In a world where humans and machines continually interact, isolation matters. Miles of wiring in an electric car connect switches, sensors and high-voltage motors. An industrial controller exchanges data, commands and power with sensors on a factory floor. A high-voltage medical device monitors patients in clinics or extended-care facilities. A USB interface connects industrial machines to microcontrollers. A high-voltage relay operates on commands from a smart controller.
Examples such as these machine-to-machine and human-to-machine interactions are becoming more and more common as mechanical industrial systems are replaced with electrical motors, sensors and actuators. Clunky switches are being replaced with sensitive touch controls. The number of electrical motors – many operating at high voltages – is growing rapidly. Semiconductor switches operating at high voltages are being deployed regularly. And they all need to communicate and interact with smart controllers and drivers.
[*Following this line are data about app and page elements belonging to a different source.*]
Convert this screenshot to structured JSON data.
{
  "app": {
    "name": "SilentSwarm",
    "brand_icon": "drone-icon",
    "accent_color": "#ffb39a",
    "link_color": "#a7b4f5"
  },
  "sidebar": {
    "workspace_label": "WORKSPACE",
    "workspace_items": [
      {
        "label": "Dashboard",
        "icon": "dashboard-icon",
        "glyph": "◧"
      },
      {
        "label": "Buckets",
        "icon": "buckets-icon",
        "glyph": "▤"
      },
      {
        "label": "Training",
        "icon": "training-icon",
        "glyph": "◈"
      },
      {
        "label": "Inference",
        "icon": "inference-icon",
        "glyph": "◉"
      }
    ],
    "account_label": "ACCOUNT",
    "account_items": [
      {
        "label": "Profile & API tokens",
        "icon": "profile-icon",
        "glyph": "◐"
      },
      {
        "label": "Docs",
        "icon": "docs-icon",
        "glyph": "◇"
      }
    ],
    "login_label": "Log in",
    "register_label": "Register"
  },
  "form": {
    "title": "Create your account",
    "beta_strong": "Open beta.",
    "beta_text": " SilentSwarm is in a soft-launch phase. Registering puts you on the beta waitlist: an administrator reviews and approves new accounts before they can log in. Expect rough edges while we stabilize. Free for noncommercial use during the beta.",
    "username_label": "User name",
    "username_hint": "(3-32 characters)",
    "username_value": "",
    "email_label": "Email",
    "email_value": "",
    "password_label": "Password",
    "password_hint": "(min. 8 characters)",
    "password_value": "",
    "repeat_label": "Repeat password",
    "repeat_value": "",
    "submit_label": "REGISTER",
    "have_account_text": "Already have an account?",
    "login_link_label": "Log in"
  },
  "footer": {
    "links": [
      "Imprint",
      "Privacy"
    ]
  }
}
The increasing number of industrial, automotive, medical and offline applications need the protection, noise immunity and reliable performance that isolation technology provides.
Isolators are critical for reliable and, when applied correctly, safe operations. For example, an isolator can help protect humans against electric shock hazard by isolating accessible circuits from high voltage or a low-voltage processor, such as our C2000 microcontroller, that drives a powerful industrial motor.
The trend toward transferring data rates of several hundred megabits and more across isolation barriers with high efficiency and robustness against high-voltage surges is becoming common in many industrial applications. Also, data and power are being transferred across some isolation barriers in gate-driver and industrial-sensor applications. The push to increase the number of channels and channel-to-channel isolation is increasing demand for miniaturized solutions.
So what exactly is isolation? An isolation barrier is a physical media that facilitates the reliable exchange of data and/or power between two systems while preventing unwanted currents. There are several key attributes for an integrated isolation technology:
- The maximum voltage that an isolator can tolerate for a short period of time (surge voltage) or during normal operation (working voltage).
- The maximum rate of change of ground potential difference that the isolator can withstand without incurring a communication error.
- Latency caused by the isolation barrier, direct distance (clearance) and surface distance (creepage) between power pins.
- The level of electromagnetic interference.
A variety of approaches
As more devices are integrated in chip packages – replacing discrete capacitors and transformers – several approaches have been used:
Capacitive: Integrated capacitors using multi-layer silicon oxide instead of discrete capacitors offer a high level of isolation while transferring data through an electric field. Our capacitive isolation technology utilizes two capacitors in series on two die housed side-by-side in the same module. This approach allows us to offer a competitive reinforced isolation solution for high data-rate transfer. The data rate over a capacitive isolation barrier can exceed several hundred megabits per second. With some innovative circuit topologies, the data rate can go even higher, which is appealing for applications such as industrial Ethernet. Our company’s isolators leverage the advantages of customized CMOS technology to offer a high-performance reinforced isolation barrier.
Inductive: A pair of coupled inductors can be used to isolate two circuits while exchanging data through magnetic flux. Two inductors could be embedded in a laminate printed circuit board or monolithically integrated on a die. A unique advantage of inductive isolation is the capability to transfer power across the isolation barrier in excess of hundreds of milliwatts, removing the need for an additional power supply on the secondary side. Transferring power with high efficiency, in addition to sending data over the isolation barrier, is important for many industrial applications in order to enable low-input currents and very high maximum operating ambient temperature. TI digital isolators with integrated power technology provide highest power transfer efficiency through innovative material and inductor design.
Capacitive and inductive isolations are frequently combined with data and/or power conditioning. Data conditioning minimizes the danger that transient spikes will appear as data, helping isolation protect signals and ensure the smooth operation of equipment. Power conditioning optimizes power transfer efficiency.
Isolation can also be achieved by physically separating two systems while communicating through optical or electromagnetic waves.
One isolation solution will not fit every need. In many cases, industrial applications demand integrated solutions that include isolated amplifiers, isolated high-speed data links such as RS-485 signals, isolated gate drivers and so on. As humans and machines increasingly cooperate and collaborate, high-voltage isolation solutions will enable systems to operate robustly and reliably.
The blog first appeared in TI E2E Community